The information made available through the PLANTS Database is slightly different for each plant. Whereas some plants have no web page of their own, you can at least see how even the most unusual plants are related to other plants in the database. And there is plenty of information for the more common plants. Almost 800 plants come with plain English fact sheets or plant guides that provide much of the information any gardener would want to know.

So for instance, if you look up Purple coneflower (Echinacea purpurea), you can click on a link to get a two-page fact sheet in pdf format with brief information on alternate names, uses (including landscaping and wildlife), conservation uses, appearance, distribution, growing conditions, and even varieties (known as cultivars) that have unusual colors and other features and are grown specifically for the nursery trade. The plant guide for Purple coneflower is four pages long and includes information on propagation. Both the fact sheet and the guide are written in lay language.

Purple coneflower (Echinacea purpurea) is one of nearly 800 plants for which the PLANTS Database provides detailed information in the form of fact sheets and/or plant guides.

I could probably go on forever about this database, but the best way for you to learn about it is to play around with it yourself. Here are just a few more suggestions for ways to use the database:

Want to know what plants are native where you live? Use the State Search function to generate lists of native plants for your state or province. So for instance, when I searched for Nova Scotia, where I live, I generated a list of almost 8,000 plants that are native here.

Interested in finding out whether any member of a specific genus is native in your area? Use State Search to generate a list of plants native to your area, then scroll to the species name you're interested in. So for example, if I generate a list of plants native to Nova Scotia, then scroll to the Dicentras, I find that whereas D. formosa isn't native here, D. cucullaria (aka Dutchman's breeches) is native in this province. There isn't much information about Dutchman's breeches at the USDA website, but that's not a problem: By using the links at the bottom of the page I can easily get all the gardening information I need from sources such as the Kemper Center for Home Gardening and the Lady Bird Johnson Wildflower Center.

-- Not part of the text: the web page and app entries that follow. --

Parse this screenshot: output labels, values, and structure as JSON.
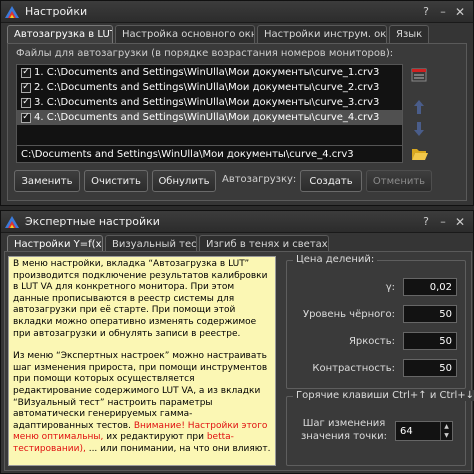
{
  "top_window": {
    "title": "Настройки",
    "tabs": [
      {
        "label": "Автозагрузка в LUT",
        "active": true
      },
      {
        "label": "Настройка основного окна",
        "active": false
      },
      {
        "label": "Настройки инструм. окон",
        "active": false
      },
      {
        "label": "Язык",
        "active": false
      }
    ],
    "list_caption": "Файлы для автозагрузки (в порядке  возрастания номеров мониторов):",
    "files": [
      {
        "label": "1. C:\\Documents and Settings\\WinUlla\\Мои документы\\curve_1.crv3",
        "checked": true,
        "selected": false
      },
      {
        "label": "2. C:\\Documents and Settings\\WinUlla\\Мои документы\\curve_2.crv3",
        "checked": true,
        "selected": false
      },
      {
        "label": "3. C:\\Documents and Settings\\WinUlla\\Мои документы\\curve_3.crv3",
        "checked": true,
        "selected": false
      },
      {
        "label": "4. C:\\Documents and Settings\\WinUlla\\Мои документы\\curve_4.crv3",
        "checked": true,
        "selected": true
      }
    ],
    "path": "C:\\Documents and Settings\\WinUlla\\Мои документы\\curve_4.crv3",
    "buttons": {
      "replace": "Заменить",
      "clear": "Очистить",
      "reset": "Обнулить",
      "autoload_label": "Автозагрузку:",
      "create": "Создать",
      "cancel": "Отменить"
    }
  },
  "bottom_window": {
    "title": "Экспертные настройки",
    "tabs": [
      {
        "label": "Настройки Y=f(x)",
        "active": true
      },
      {
        "label": "Визуальный тест",
        "active": false
      },
      {
        "label": "Изгиб в тенях и светах",
        "active": false
      }
    ],
    "info": {
      "p1": "В меню настройки, вкладка “Автозагрузка в LUT” производится подключение результатов калибровки в LUT VA для конкретного монитора. При этом данные прописываются в реестр системы для автозагрузки при её старте. При помощи этой вкладки можно оперативно изменять содержимое при автозагрузки и обнулять записи в реестре.",
      "p2_start": "Из меню “Экспертных настроек” можно настраивать шаг изменения прироста, при помощи инструментов при помощи которых осуществляется редактирование содержимого LUT VA, а из вкладки “ВИзуальный тест” настроить параметры автоматически генерируемых гамма-адаптированных тестов.",
      "p2_red1": "Внимание! Настройки этого меню оптимальны,",
      "p2_mid": "их редактируют при",
      "p2_red2": "betta-тестировании),",
      "p2_end": "... или понимании, на что они влияют."
    },
    "price_group": {
      "title": "Цена делений:",
      "fields": [
        {
          "label": "γ:",
          "value": "0,02"
        },
        {
          "label": "Уровень чёрного:",
          "value": "50"
        },
        {
          "label": "Яркость:",
          "value": "50"
        },
        {
          "label": "Контрастность:",
          "value": "50"
        }
      ]
    },
    "hotkey_group": {
      "title": "Горячие клавиши Ctrl+↑ и Ctrl+↓",
      "label_line1": "Шаг изменения",
      "label_line2": "значения точки:",
      "value": "64"
    }
  },
  "colors": {
    "window_bg": "#353535",
    "field_bg": "#121212",
    "info_bg": "#fbf7b4",
    "warning_red": "#e01010"
  }
}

I can use the PLANTS database to find out what plants are native in my state or province. Even if the PLANTS database doesn't have much information on a specific plant that I'm interested in, it will probably provide links to websites that do have good information on the plant. The photo above shows Dutchman's breeches (D. cucullaria), which is native where I live even though its close relative Pacific bleeding heart (D. formosa) is not. The copyright-free photo was taken by Jennifer Anderson @ USDA-NRCS PLANTS Database.

Curious about the status of a plant you're thinking of adding to your garden? Check it out in the database. For instance, if I look up Dicentra spectabilis, the common garden bleeding heart, I will find that it is not native in North America but has naturalized in several states. This tells me that I should check the USDA page to make sure that it's not considered noxious anywhere (it's not) and the Invasive Plants of Canada and Invasive Plants of the Eastern United States websites to make sure that it's not invasive (it's not) before deciding to introduce it into my garden.

Maps at the PLANTS Database site tell me that Common bleeding heart (D. spectabilis) is not native anywhere in North America but has naturalized in a few states. Further research confirmed that although the plant can naturalize, this old-fashioned "cottage garden" plant, which is very popular with hummingbirds, is not considered invasive or noxious anywhere.

All in all, this database is a great resource. If you're shopping for plants this spring, it wouldn't hurt to assign one of your browser tabs to this site.


Anne said...

Ah, if only we had had the internet and Wild Flora 30 some years ago when I was handed that slip by my aunt, not to mention a host of other plants given to me with the words, "easy to grow". This column is a great resource! I'll definitely be checking for the possiblity of a plant being invasive before I put anything else in the ground. Thanks so much.

Benjamin Vogt said...

This was great! Thank you!